A master always needs the right tools.
Such was the case with German ambient music composer Nils Frahm, who dedicated the past five years to painstakingly build his dream studio inside the famed 1950s East German recording studio, Funkhaus, beside the River Spree. Despite its vintage pedigree, Frahm deconstructed the space and kept it modern.
A pipe organ and a custom-made mixing desk were built and Frahm moved in his arsenal of keyboards and drum machines. The end result is All Melody, his beautifully textured ninth album.
What is immediately striking here is how it lacks a particular theme. Nearly all of Frahm's oeuvre revolved around a basic concept, which at times almost felt like a challenge he sets himself. His previous record, 2011's Felt, had Frahm composing on a piano draped with a heavy cloth, which resulted in a sound as equally oblique as rhythmic.
The follow-up was even more daring – 2012's Screws had him playing with nine fingers after he broke his thumb.
All Melody does away with all of that and you can hear that sense of catharsis through the tracks. Frahm is not interested in virtuosity here, instead it is all about creating a sustained mood. Hence, the recommendation to hear it in one setting and preferably with good headphones.

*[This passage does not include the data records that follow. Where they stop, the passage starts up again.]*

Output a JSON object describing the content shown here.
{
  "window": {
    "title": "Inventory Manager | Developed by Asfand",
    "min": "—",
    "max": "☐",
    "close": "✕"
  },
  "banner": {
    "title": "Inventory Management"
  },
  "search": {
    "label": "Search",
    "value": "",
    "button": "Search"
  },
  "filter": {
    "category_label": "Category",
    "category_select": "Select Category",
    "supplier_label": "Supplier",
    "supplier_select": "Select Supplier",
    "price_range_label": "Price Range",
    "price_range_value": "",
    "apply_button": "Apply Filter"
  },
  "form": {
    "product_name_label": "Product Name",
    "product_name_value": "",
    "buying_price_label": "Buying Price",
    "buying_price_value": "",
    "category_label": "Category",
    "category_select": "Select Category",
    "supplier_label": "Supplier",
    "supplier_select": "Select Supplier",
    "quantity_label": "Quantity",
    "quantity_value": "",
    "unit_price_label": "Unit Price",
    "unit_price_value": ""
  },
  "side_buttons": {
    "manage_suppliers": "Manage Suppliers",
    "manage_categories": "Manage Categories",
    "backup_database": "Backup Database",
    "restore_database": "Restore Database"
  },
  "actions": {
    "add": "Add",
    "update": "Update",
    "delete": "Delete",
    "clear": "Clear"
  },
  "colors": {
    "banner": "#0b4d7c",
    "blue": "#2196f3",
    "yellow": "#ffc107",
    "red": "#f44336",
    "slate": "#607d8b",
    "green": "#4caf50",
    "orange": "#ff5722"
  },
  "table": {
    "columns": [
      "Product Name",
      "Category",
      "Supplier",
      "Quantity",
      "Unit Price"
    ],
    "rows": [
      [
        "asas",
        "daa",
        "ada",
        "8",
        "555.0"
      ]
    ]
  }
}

The nine-minute Sunson is a hazy dream of washed out keyboards and forlorn organ pipes that only perks up with the arrival of subtle synths and a bass marimba. My Friend the Forest is all about the details: the quiet and almost improvised piano is accompanied by gentle guitar strumming. The rhythm is provided through the shifting of the piano hammers – meaning Frahms placed the microphones deep within the instrument.
It is in the title track where the proceedings liven up a tad through muted dance-music rhythms and a spree of Frahm’s powerful ostinatos.
Chilled enough for a late-night drive and with enough energy to feature in a Sunset Dance Music compilation, All Melody finds Frahm loose and free.